Is the top of your website fat with ads? Google spam chief Matt Cutts announced last week on Twitter that a new filter has been added to its “page layout” algorithm, which has been dubbed the Top Heavy algorithm. The algorithm targets pages with an excess of adverts at the top. Initiated February 6, the update is documented as the third to Top Heavy.
Google released Top Heavy 1 in January 2012 and Top Heavy 2 in October 2012, affecting 1% and 0.07% of English searches, respectively. At the launching of Top Heavy 1, Google explained the algorithm:
“We’ve heard complaints from users that if they click on a result and it’s difficult to find the actual content, they aren’t happy with the experience. Rather than scrolling down the page past a slew of ads, users want to see content right away.
So sites that don’t have much content “above-the-fold” can be affected by this change.
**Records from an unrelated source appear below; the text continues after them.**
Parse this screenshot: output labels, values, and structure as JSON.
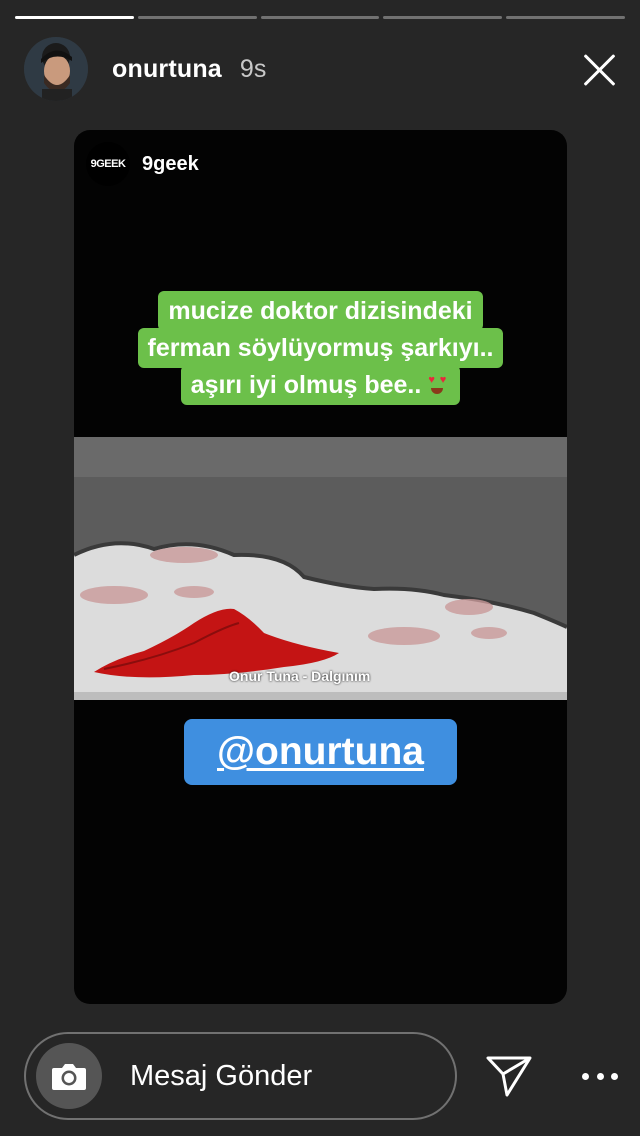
{
  "story": {
    "progress_segments": [
      1.0,
      0.0,
      0.0,
      0.0,
      0.0
    ],
    "username": "onurtuna",
    "time_ago": "9s"
  },
  "repost": {
    "logo_text": "9GEEK",
    "account": "9geek",
    "caption_lines": [
      "mucize doktor dizisindeki",
      "ferman söylüyormuş şarkıyı..",
      "aşırı iyi olmuş bee.."
    ],
    "caption_emoji": "heart-eyes-emoji",
    "video_caption": "Onur Tuna - Dalgınım",
    "mention": "@onurtuna"
  },
  "footer": {
    "message_placeholder": "Mesaj Gönder",
    "icons": [
      "camera-icon",
      "send-icon",
      "more-icon"
    ]
  },
  "colors": {
    "caption_bg": "#6cc04a",
    "mention_bg": "#3f8fe0",
    "background": "#262626"
  }
}
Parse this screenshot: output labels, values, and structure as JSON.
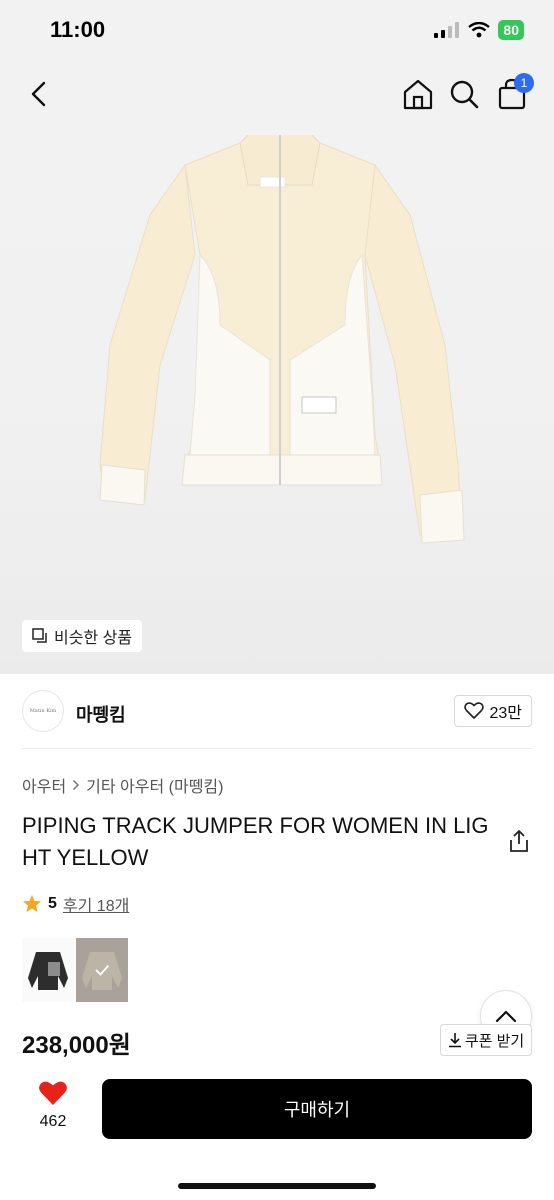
{
  "status_bar": {
    "time": "11:00",
    "battery": "80"
  },
  "nav": {
    "cart_count": "1",
    "icons": [
      "back-chevron-icon",
      "home-icon",
      "search-icon",
      "shopping-bag-icon"
    ]
  },
  "hero": {
    "similar_products_label": "비슷한 상품",
    "label_text": "Matin Kim"
  },
  "brand": {
    "logo_text": "Matin Kim",
    "name": "마뗑킴",
    "likes": "23만"
  },
  "breadcrumb": {
    "level1": "아우터",
    "level2": "기타 아우터 (마뗑킴)"
  },
  "product": {
    "title": "PIPING TRACK JUMPER FOR WOMEN IN LIGHT YELLOW",
    "rating": "5",
    "reviews": "후기 18개",
    "price": "238,000원",
    "coupon_label": "쿠폰 받기"
  },
  "bottom_bar": {
    "wish_count": "462",
    "buy_label": "구매하기"
  },
  "colors": {
    "accent_badge": "#2f6bf0",
    "heart": "#e8221b",
    "star": "#f5a623",
    "battery": "#34c759",
    "buy_button": "#000000"
  }
}
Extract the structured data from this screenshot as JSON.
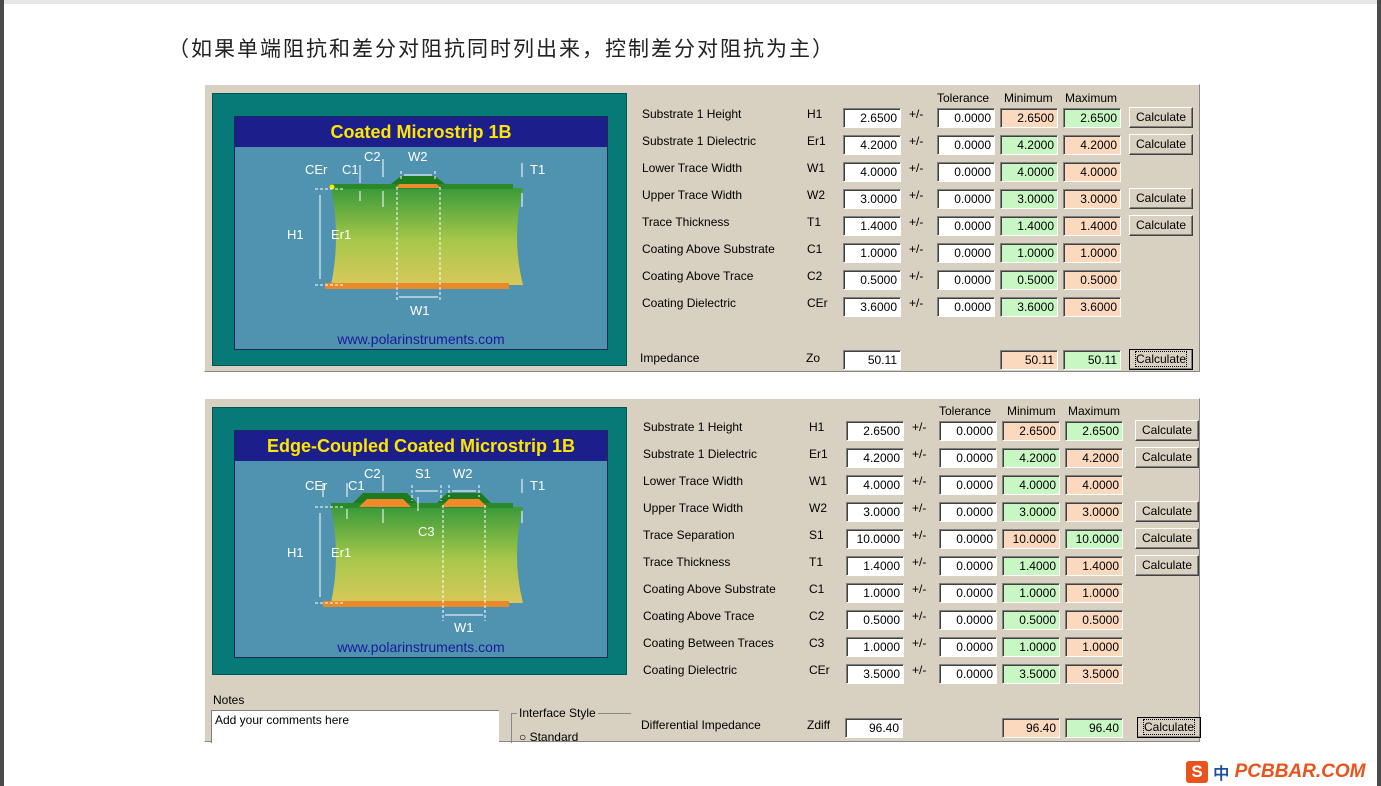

If you click on a website and the part of the website you see first either doesn’t have a lot of visible content above-the-fold or dedicates a large fraction of the site’s initial screen real estate to ads, that’s not a very good user experience.
Such sites may not rank as highly going forward.”
The idea is that readers’ shouldn´t have to scroll down to access the content they are seeking. Speaking at Pubcon in 2011, Cutts said: “If you have ads obscuring your content, you might want to think about it. Do they see content or something else that’s distracting or annoying?”
For those who get hit by the algorithm, recovery happens relatively swiftly. Within several weeks, Googlebot can crawl the content of a typical site and process enough pages to determine whether design changes have been made. In contrast, recovering from some Penguin update hits has been a more laborious, time-consuming effort for web masters.
Whether or not your web content has been penalized, re-evaluating your site’s design is probably a good idea. WebProNews contributor Chris Crum recommends checking out Google’s browser size tool. This tool allows you to see your content from the perspective of visitors and allows you to evaluate how much of your content is indeed above the fold.